In this talk, Andy Smith celebrates the songs of three of the finest songwriters this country has ever produced. Featuring lots of their well-known songs plus a few album tracks and a good dose of 60’s nostalgia, he accompanies himself on his collection of musical instruments.

20 March – Julie Summers – When The Children Came Home
Julie Summers returns to tell the story of some of the children who were evacuated in 1939 and what happened when they returned home at the end of the war. Julies’ talk is based on her acclaimed book of the same title in which she weaves a collection of personal stories to create a compelling portrait of wartime Britain.

17 April – Dr David Jones – The most dangerous animals on earth
Dr David Jones is a research biologist at the Natural History Museum in London and an external lecturer at Imperial College. In this talk, he explores the question ‘Which animals kill the most humans?’ Based on published research, he lists the top culprits, debunks some popular myths and reveals the scary truth behind the statistics. He then focuses on his favourite killers, the snakes.

15 May – Tom Way Photographing African Wildlife
Tom Way is a professional wildlife photographer based in the UK, whose work has been awarded in international competitions including European Wildlife Photographer of the Year and Sony World Photographer. He favours a fine art style approach to photography and spends most of his time focusing on large mammals around the world. His passion is Africa and he will show us some of his powerful and engaging images captured by his immense expertise combined with total commitment and extraordinary patience. A treat not to be missed. Note that the AGM will precede the talk.

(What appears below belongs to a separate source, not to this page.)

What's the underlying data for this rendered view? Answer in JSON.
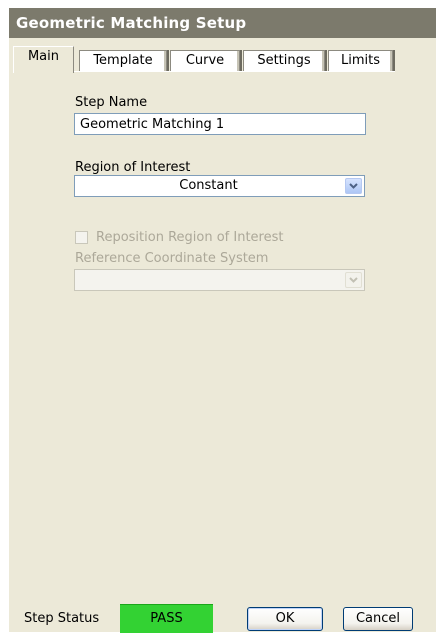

19 June – Jenny Mallin – A Grandmother’s Legacy
Jenny Mallin is the author of the prize-winning cookery book A Grandmother’s Legacy. She was inspired to research her family history when she inherited a handwritten recipe book from her mother. This heirloom was compiled by the women of five generations of her family who lived and worked in the British Raj, leaving Yorkshire at the end of the 18thC and only returning at Partition. Her talk explores her Anglo-Indian family heritage through photographs and anecdotes and shines a light on a fascinating and now by-gone way of life.